→ **Problem**
For every record that follows, write out the text exactly and omit the picture, if one is present.

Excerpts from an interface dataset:
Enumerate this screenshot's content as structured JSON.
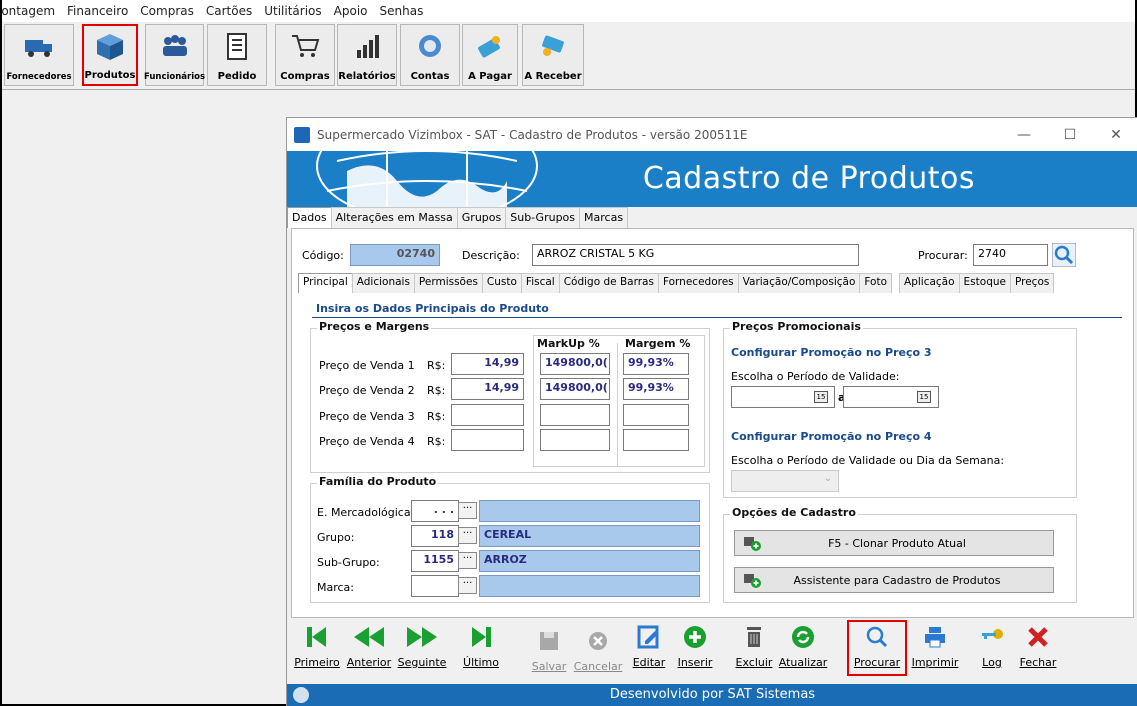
{
  "menu": [
    "lontagem",
    "Financeiro",
    "Compras",
    "Cartões",
    "Utilitários",
    "Apoio",
    "Senhas"
  ],
  "toolbar": [
    {
      "label": "Fornecedores",
      "icon": "truck-icon"
    },
    {
      "label": "Produtos",
      "icon": "box-icon"
    },
    {
      "label": "Funcionários",
      "icon": "people-icon"
    },
    {
      "label": "Pedido",
      "icon": "clipboard-icon"
    },
    {
      "label": "Compras",
      "icon": "cart-icon"
    },
    {
      "label": "Relatórios",
      "icon": "chart-icon"
    },
    {
      "label": "Contas",
      "icon": "coin-icon"
    },
    {
      "label": "A Pagar",
      "icon": "pay-icon"
    },
    {
      "label": "A Receber",
      "icon": "receive-icon"
    }
  ],
  "window": {
    "title": "Supermercado Vizimbox - SAT - Cadastro de Produtos - versão 200511E",
    "minimize": "—",
    "maximize": "☐",
    "close": "✕",
    "banner_title": "Cadastro de Produtos"
  },
  "tabs_top": [
    "Dados",
    "Alterações em Massa",
    "Grupos",
    "Sub-Grupos",
    "Marcas"
  ],
  "form": {
    "codigo_label": "Código:",
    "codigo_value": "02740",
    "descricao_label": "Descrição:",
    "descricao_value": "ARROZ CRISTAL 5 KG",
    "procurar_label": "Procurar:",
    "procurar_value": "2740"
  },
  "tabs_inner": [
    "Principal",
    "Adicionais",
    "Permissões",
    "Custo",
    "Fiscal",
    "Código de Barras",
    "Fornecedores",
    "Variação/Composição",
    "Foto",
    "Aplicação",
    "Estoque",
    "Preços"
  ],
  "section_title": "Insira os Dados Principais do Produto",
  "precos": {
    "title": "Preços e Margens",
    "markup_header": "MarkUp %",
    "margem_header": "Margem %",
    "rows": [
      {
        "label": "Preço de Venda 1",
        "cur": "R$:",
        "price": "14,99",
        "markup": "149800,0(",
        "margem": "99,93%"
      },
      {
        "label": "Preço de Venda 2",
        "cur": "R$:",
        "price": "14,99",
        "markup": "149800,0(",
        "margem": "99,93%"
      },
      {
        "label": "Preço de Venda 3",
        "cur": "R$:",
        "price": "",
        "markup": "",
        "margem": ""
      },
      {
        "label": "Preço de Venda 4",
        "cur": "R$:",
        "price": "",
        "markup": "",
        "margem": ""
      }
    ]
  },
  "familia": {
    "title": "Família do Produto",
    "rows": [
      {
        "label": "E. Mercadológica:",
        "code": ". . .",
        "name": ""
      },
      {
        "label": "Grupo:",
        "code": "118",
        "name": "CEREAL"
      },
      {
        "label": "Sub-Grupo:",
        "code": "1155",
        "name": "ARROZ"
      },
      {
        "label": "Marca:",
        "code": "",
        "name": ""
      }
    ],
    "ellipsis": "···"
  },
  "promo": {
    "title": "Preços Promocionais",
    "p3_title": "Configurar Promoção no Preço 3",
    "p3_label": "Escolha o Período de Validade:",
    "a": "a",
    "cal": "15",
    "p4_title": "Configurar Promoção no Preço 4",
    "p4_label": "Escolha o Período de Validade ou Dia da Semana:"
  },
  "opcoes": {
    "title": "Opções de Cadastro",
    "clone": "F5 - Clonar Produto Atual",
    "assist": "Assistente para Cadastro de Produtos"
  },
  "nav": [
    {
      "label": "Primeiro",
      "icon": "first-icon",
      "color": "#1aa030",
      "disabled": false
    },
    {
      "label": "Anterior",
      "icon": "prev-icon",
      "color": "#1aa030",
      "disabled": false
    },
    {
      "label": "Seguinte",
      "icon": "next-icon",
      "color": "#1aa030",
      "disabled": false
    },
    {
      "label": "Último",
      "icon": "last-icon",
      "color": "#1aa030",
      "disabled": false
    },
    {
      "label": "Salvar",
      "icon": "save-icon",
      "color": "#9a9a9a",
      "disabled": true
    },
    {
      "label": "Cancelar",
      "icon": "cancel-icon",
      "color": "#9a9a9a",
      "disabled": true
    },
    {
      "label": "Editar",
      "icon": "edit-icon",
      "color": "#2a7ad0",
      "disabled": false
    },
    {
      "label": "Inserir",
      "icon": "add-icon",
      "color": "#1aa030",
      "disabled": false
    },
    {
      "label": "Excluir",
      "icon": "trash-icon",
      "color": "#555555",
      "disabled": false
    },
    {
      "label": "Atualizar",
      "icon": "refresh-icon",
      "color": "#1aa030",
      "disabled": false
    },
    {
      "label": "Procurar",
      "icon": "search-icon",
      "color": "#2a7ad0",
      "disabled": false
    },
    {
      "label": "Imprimir",
      "icon": "print-icon",
      "color": "#2a7ad0",
      "disabled": false
    },
    {
      "label": "Log",
      "icon": "key-icon",
      "color": "#d0a000",
      "disabled": false
    },
    {
      "label": "Fechar",
      "icon": "close-icon",
      "color": "#d02020",
      "disabled": false
    }
  ],
  "footer": "Desenvolvido por SAT Sistemas",
  "colors": {
    "accent": "#1a7fc7",
    "highlight": "#e00000",
    "field_blue": "#a8c8ec"
  }
}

→ **Answer to this exercise**
Enumerate this screenshot's content as structured JSON.
{
  "menu": [
    "lontagem",
    "Financeiro",
    "Compras",
    "Cartões",
    "Utilitários",
    "Apoio",
    "Senhas"
  ],
  "toolbar": [
    {
      "label": "Fornecedores",
      "icon": "truck-icon"
    },
    {
      "label": "Produtos",
      "icon": "box-icon"
    },
    {
      "label": "Funcionários",
      "icon": "people-icon"
    },
    {
      "label": "Pedido",
      "icon": "clipboard-icon"
    },
    {
      "label": "Compras",
      "icon": "cart-icon"
    },
    {
      "label": "Relatórios",
      "icon": "chart-icon"
    },
    {
      "label": "Contas",
      "icon": "coin-icon"
    },
    {
      "label": "A Pagar",
      "icon": "pay-icon"
    },
    {
      "label": "A Receber",
      "icon": "receive-icon"
    }
  ],
  "window": {
    "title": "Supermercado Vizimbox - SAT - Cadastro de Produtos - versão 200511E",
    "minimize": "—",
    "maximize": "☐",
    "close": "✕",
    "banner_title": "Cadastro de Produtos"
  },
  "tabs_top": [
    "Dados",
    "Alterações em Massa",
    "Grupos",
    "Sub-Grupos",
    "Marcas"
  ],
  "form": {
    "codigo_label": "Código:",
    "codigo_value": "02740",
    "descricao_label": "Descrição:",
    "descricao_value": "ARROZ CRISTAL 5 KG",
    "procurar_label": "Procurar:",
    "procurar_value": "2740"
  },
  "tabs_inner": [
    "Principal",
    "Adicionais",
    "Permissões",
    "Custo",
    "Fiscal",
    "Código de Barras",
    "Fornecedores",
    "Variação/Composição",
    "Foto",
    "Aplicação",
    "Estoque",
    "Preços"
  ],
  "section_title": "Insira os Dados Principais do Produto",
  "precos": {
    "title": "Preços e Margens",
    "markup_header": "MarkUp %",
    "margem_header": "Margem %",
    "rows": [
      {
        "label": "Preço de Venda 1",
        "cur": "R$:",
        "price": "14,99",
        "markup": "149800,0(",
        "margem": "99,93%"
      },
      {
        "label": "Preço de Venda 2",
        "cur": "R$:",
        "price": "14,99",
        "markup": "149800,0(",
        "margem": "99,93%"
      },
      {
        "label": "Preço de Venda 3",
        "cur": "R$:",
        "price": "",
        "markup": "",
        "margem": ""
      },
      {
        "label": "Preço de Venda 4",
        "cur": "R$:",
        "price": "",
        "markup": "",
        "margem": ""
      }
    ]
  },
  "familia": {
    "title": "Família do Produto",
    "rows": [
      {
        "label": "E. Mercadológica:",
        "code": ". . .",
        "name": ""
      },
      {
        "label": "Grupo:",
        "code": "118",
        "name": "CEREAL"
      },
      {
        "label": "Sub-Grupo:",
        "code": "1155",
        "name": "ARROZ"
      },
      {
        "label": "Marca:",
        "code": "",
        "name": ""
      }
    ],
    "ellipsis": "···"
  },
  "promo": {
    "title": "Preços Promocionais",
    "p3_title": "Configurar Promoção no Preço 3",
    "p3_label": "Escolha o Período de Validade:",
    "a": "a",
    "cal": "15",
    "p4_title": "Configurar Promoção no Preço 4",
    "p4_label": "Escolha o Período de Validade ou Dia da Semana:"
  },
  "opcoes": {
    "title": "Opções de Cadastro",
    "clone": "F5 - Clonar Produto Atual",
    "assist": "Assistente para Cadastro de Produtos"
  },
  "nav": [
    {
      "label": "Primeiro",
      "icon": "first-icon",
      "color": "#1aa030",
      "disabled": false
    },
    {
      "label": "Anterior",
      "icon": "prev-icon",
      "color": "#1aa030",
      "disabled": false
    },
    {
      "label": "Seguinte",
      "icon": "next-icon",
      "color": "#1aa030",
      "disabled": false
    },
    {
      "label": "Último",
      "icon": "last-icon",
      "color": "#1aa030",
      "disabled": false
    },
    {
      "label": "Salvar",
      "icon": "save-icon",
      "color": "#9a9a9a",
      "disabled": true
    },
    {
      "label": "Cancelar",
      "icon": "cancel-icon",
      "color": "#9a9a9a",
      "disabled": true
    },
    {
      "label": "Editar",
      "icon": "edit-icon",
      "color": "#2a7ad0",
      "disabled": false
    },
    {
      "label": "Inserir",
      "icon": "add-icon",
      "color": "#1aa030",
      "disabled": false
    },
    {
      "label": "Excluir",
      "icon": "trash-icon",
      "color": "#555555",
      "disabled": false
    },
    {
      "label": "Atualizar",
      "icon": "refresh-icon",
      "color": "#1aa030",
      "disabled": false
    },
    {
      "label": "Procurar",
      "icon": "search-icon",
      "color": "#2a7ad0",
      "disabled": false
    },
    {
      "label": "Imprimir",
      "icon": "print-icon",
      "color": "#2a7ad0",
      "disabled": false
    },
    {
      "label": "Log",
      "icon": "key-icon",
      "color": "#d0a000",
      "disabled": false
    },
    {
      "label": "Fechar",
      "icon": "close-icon",
      "color": "#d02020",
      "disabled": false
    }
  ],
  "footer": "Desenvolvido por SAT Sistemas",
  "colors": {
    "accent": "#1a7fc7",
    "highlight": "#e00000",
    "field_blue": "#a8c8ec"
  }
}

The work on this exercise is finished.